“But you don’t make money sitting in traffic.

“To be honest I try my hardest to avoid working in Byron as it is because it’s just a sh--fight.

“None of my mates will go into Byron at the moment.

“They’ve got jobs open but they can’t go because it’s not financially viable to spend so much time (on the road).”

Mr Little said a standard trip to pick up extra materials during the day could turn into a mammoth, almost hour-long task in the current conditions.

But it’s not as if a traffic tax would be welcomed with open arms, he said.

“No one’s ever going to want to pay any extra for where they live,” he said.

“Clients, with this job (on Tuesday), they specifically asked us not to charge them ‘Byron Bay rates’,” he said.

“They know people often put up a little bit more money just because of the difficulty around the situation with Byron.”

He said it took him about an hour to get from the roundabout at the highway junction to the police station on Shirley St earlier this week.

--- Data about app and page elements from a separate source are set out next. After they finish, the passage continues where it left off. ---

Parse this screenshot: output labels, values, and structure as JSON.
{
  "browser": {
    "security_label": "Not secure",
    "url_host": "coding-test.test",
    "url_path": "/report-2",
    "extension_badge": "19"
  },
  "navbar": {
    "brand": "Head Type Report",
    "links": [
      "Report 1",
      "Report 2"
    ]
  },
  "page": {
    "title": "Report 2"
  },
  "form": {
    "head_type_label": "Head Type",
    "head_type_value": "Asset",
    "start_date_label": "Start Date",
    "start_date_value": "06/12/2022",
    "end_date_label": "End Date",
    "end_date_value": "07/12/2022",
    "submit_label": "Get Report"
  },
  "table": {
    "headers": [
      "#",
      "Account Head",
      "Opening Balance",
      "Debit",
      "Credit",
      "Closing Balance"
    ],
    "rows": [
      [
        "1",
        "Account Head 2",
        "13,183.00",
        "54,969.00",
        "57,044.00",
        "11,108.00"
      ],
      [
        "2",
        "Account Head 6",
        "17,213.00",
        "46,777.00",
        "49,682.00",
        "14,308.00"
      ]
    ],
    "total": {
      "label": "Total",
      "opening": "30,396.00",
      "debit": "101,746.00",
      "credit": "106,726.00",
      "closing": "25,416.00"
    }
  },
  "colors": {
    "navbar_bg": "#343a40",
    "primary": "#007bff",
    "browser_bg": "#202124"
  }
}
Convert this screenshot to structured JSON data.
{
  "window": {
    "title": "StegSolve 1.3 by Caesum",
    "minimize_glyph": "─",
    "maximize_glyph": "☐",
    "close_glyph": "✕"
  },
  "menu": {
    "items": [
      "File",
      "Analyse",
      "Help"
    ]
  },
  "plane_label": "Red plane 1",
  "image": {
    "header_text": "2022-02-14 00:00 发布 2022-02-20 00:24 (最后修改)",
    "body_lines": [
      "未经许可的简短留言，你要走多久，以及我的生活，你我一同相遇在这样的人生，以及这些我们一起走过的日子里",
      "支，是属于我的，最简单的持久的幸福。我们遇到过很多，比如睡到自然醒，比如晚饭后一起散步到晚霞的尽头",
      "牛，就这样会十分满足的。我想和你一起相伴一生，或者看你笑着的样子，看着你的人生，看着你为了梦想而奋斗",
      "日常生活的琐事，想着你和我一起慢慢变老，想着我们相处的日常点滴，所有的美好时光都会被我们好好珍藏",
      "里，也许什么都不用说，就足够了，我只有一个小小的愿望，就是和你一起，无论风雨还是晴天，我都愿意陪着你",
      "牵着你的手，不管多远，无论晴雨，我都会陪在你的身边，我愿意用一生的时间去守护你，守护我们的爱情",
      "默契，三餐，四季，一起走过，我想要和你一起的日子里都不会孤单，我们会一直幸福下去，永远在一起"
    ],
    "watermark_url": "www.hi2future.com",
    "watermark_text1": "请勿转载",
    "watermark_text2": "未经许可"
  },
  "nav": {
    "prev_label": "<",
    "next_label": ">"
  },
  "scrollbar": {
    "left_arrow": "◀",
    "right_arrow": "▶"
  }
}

It’s not just getting into town; on Monday afternoon, westbound traffic took almost an hour to flow from Middleton St to Ewingsdale Rd.

While Bangalow Rd had been closed for filming of Nine Perfect Strangers, the Byron Bay Bypass works are also ongoing.

“In a lot of areas they’d usually do this stuff (roadworks) at night,” he said.

“Obviously the local residents, they don’t want the night works going on because of the noise.

“It really wasn’t co-ordinated very well.”

“(The council) know that Byron Bay’s got limited access in and out.”

The council has responded to the situation here.